Posted on 01/04/11 10:10 PM | Last edited on 01/04/11 10:10 PM
My final list recollecting on the flops and the top of the pops. These movies were the ones that either made no money or did reasonably well at the box office but no one appreciated them nearly as well as they should have been. I commend these films in that they all have an importance and relevance and speak in ways too unfamiliar to modern day audiences. The most interesting films today and perhaps always are the ones that challenge your expectations. That is also why they do so poorly. This is the crisis of modern day cinema; lest it changes, true cinema is in trouble.
IN NO PARTICULAR ORDER
HM: Wall Street: Money Never Sleeps – it made no money but I certainly wasn't sleepin'!
Chloe: I met Adam Egoyan in Toronto and he told me this (underrated) film of his was a devilish turn on eroticism – to paraphrase. That is Chloe. One that hinges on a lecherous gaze, convoluted narrative, and ambiguous storytelling. None of the characters ever earn the credence to be liked inasmuch trusted. Excluding the ending, Chloe is a delicate yet exciting film that pounces on your expectations and explains most prominently: Chloe does not find something to love in everybody, but something to obsess about. The audiences were not smiling at this film, but I'm sure Hitchcock would. Nevertheless, I scoffed in discord when a critic remarked about the film: "You can call it fromage but it's still cheese."

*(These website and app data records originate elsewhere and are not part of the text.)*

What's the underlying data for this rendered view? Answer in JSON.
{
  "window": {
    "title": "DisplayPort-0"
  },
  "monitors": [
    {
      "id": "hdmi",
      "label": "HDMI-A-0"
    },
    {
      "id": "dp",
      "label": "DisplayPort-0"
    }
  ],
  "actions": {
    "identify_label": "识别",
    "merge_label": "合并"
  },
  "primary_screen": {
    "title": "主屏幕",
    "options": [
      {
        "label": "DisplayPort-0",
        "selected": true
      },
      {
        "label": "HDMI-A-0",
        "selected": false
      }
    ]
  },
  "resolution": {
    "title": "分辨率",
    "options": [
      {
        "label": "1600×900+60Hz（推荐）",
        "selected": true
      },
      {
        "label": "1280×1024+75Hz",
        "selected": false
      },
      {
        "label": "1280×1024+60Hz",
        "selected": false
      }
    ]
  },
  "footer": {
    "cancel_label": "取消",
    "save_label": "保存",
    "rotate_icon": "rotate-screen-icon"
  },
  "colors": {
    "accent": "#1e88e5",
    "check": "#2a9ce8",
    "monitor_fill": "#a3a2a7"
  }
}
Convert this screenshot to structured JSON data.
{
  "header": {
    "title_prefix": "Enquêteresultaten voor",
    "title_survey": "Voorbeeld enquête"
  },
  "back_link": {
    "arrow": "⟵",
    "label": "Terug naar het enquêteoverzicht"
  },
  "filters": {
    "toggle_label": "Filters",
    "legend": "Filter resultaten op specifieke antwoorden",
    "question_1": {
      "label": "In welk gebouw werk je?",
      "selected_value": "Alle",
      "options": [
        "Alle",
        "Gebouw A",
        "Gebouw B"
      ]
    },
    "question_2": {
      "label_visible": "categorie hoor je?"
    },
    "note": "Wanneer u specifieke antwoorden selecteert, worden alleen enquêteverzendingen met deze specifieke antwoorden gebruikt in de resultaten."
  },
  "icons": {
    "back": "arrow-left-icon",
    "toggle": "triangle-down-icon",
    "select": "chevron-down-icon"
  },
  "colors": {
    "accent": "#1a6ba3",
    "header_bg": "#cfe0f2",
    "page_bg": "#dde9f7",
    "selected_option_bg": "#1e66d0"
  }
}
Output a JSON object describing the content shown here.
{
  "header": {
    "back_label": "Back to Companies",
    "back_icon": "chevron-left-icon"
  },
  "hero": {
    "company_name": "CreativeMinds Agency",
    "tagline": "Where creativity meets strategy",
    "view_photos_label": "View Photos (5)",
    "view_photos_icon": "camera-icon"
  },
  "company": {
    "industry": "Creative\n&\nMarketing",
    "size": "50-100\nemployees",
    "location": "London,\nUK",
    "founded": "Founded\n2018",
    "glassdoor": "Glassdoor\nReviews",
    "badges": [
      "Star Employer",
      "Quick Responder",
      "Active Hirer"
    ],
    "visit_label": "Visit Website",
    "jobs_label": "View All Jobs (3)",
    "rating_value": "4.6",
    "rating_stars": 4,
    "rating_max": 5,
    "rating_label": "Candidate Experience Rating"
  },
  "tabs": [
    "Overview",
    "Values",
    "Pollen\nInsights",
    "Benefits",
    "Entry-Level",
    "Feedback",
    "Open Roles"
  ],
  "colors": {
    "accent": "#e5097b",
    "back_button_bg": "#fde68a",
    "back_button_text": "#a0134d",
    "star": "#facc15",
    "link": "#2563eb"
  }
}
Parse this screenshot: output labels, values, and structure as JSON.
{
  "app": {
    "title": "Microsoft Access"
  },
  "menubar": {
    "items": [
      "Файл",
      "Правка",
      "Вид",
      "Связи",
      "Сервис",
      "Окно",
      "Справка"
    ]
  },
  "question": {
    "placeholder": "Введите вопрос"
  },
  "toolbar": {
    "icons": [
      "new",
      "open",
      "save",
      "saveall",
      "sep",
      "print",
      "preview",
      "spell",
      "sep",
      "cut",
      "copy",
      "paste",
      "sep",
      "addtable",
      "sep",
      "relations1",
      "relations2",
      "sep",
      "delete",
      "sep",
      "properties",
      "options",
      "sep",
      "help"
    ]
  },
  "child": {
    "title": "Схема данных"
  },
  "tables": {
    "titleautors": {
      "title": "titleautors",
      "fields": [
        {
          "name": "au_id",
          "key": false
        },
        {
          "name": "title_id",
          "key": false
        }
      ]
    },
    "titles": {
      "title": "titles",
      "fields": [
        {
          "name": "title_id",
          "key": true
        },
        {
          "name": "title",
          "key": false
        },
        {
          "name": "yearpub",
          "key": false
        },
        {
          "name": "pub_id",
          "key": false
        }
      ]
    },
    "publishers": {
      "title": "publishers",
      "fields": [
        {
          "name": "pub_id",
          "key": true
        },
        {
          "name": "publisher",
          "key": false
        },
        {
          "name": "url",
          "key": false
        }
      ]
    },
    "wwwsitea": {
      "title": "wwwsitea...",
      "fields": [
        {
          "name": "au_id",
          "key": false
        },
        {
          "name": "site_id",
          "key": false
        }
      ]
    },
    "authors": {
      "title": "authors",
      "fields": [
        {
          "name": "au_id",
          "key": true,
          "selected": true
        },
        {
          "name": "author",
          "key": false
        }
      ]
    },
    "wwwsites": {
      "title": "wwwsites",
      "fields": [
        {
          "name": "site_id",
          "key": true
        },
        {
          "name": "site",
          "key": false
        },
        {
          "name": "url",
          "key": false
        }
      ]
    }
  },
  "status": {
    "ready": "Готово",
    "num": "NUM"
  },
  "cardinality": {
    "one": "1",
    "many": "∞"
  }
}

The American: This is a samurai movie. Its feel is rigid, suspenseful, but graced with Zen. Referring to such films like Melville's Le Samourai or Jarmusch's Limits of Control, The American is a restrained drama, wrongly advertised as an 'action' film. Constant blather against the film has been "boring", "dumb", "pretentious", and "Clooney tunes on mute" – okay I made that one up. But never have I seen such a handsome, suave, and reputable actor like George Clooney been constrained to a character who actually sits and thinks instead of running with his hand on the trigger all the time. Anton Corbijn, who directed the excellent Control, shoots The American with a gloomy, poetic style. But this is not exhibition; this is a drama that's suspense grips us past our own control.
Love & Other Drugs: Contrasting the other two, Zwick's dramedy Love & Other Drugs is not a great movie, but it is thoroughly enjoyable and stretching for the mainstream audience. It made only 44 million worldwide on a 30 million dollar budget, which may be a factor of the amount of risks the film takes. It has side bits of dimwitted slapstick, but hurdles past those loop holes to some sincere drama that makes these characters thinking organisms and not mechanisms of a contrived plot. Gyllenhaal is such a talented and diverse actor, who reminded me of a hip Jerry Maguire. You know what? I liked this more than Jerry Maguire, because Love & Other Drugs focuses just as much on those "other drugs" – the main character's addiction to talking the talk through life. His love (played by Anne Hathaway) simply shows him walking the walk.
Flipped: Where did this film run off to? I saw the trailer when I went to see the Karate Kid. That made a bundle, but this is a superior, one-hour shorter coming-of-age love story that went under the radar and out into oblivion. It is narrated adorably: from both the boy's and girl's point of view, in which we receive an objective crush. It goes off in crazy directions, but Rob Reiner is so familiar with the mannerisms of children but he never exploits children as delinquents, but the flawed learning kind occupied by their parents – who are just as erratic as they are. I smiled the whole way through, but lamented after because it made barely 1 million dollars worldwide. Another charmer gone to waste.
You Don't Know Jack: Understandably this film was overlooked since it only played on HBO for a few weeks. But this film, about euthanasia activist, pathologist Jack Kevorkian (the dazzling, should-be-Oscar-worthy Al Pacino) who quarrelled with the government on the verity of euthanasia. It won't necessarily change your disposition on euthanasia but it will force you to wear your thinking hat. This film is long, but enjoyably so, and intriguing the more and more it develops. I wish more people saw it and if not, choose to rent it now. What you will receive is a film directed by a political connoisseur Barry Levinson (Wag The Dog – good film) whose most assertive and apt skill in cinema is satire. This one is satirical but fiercely important in its message.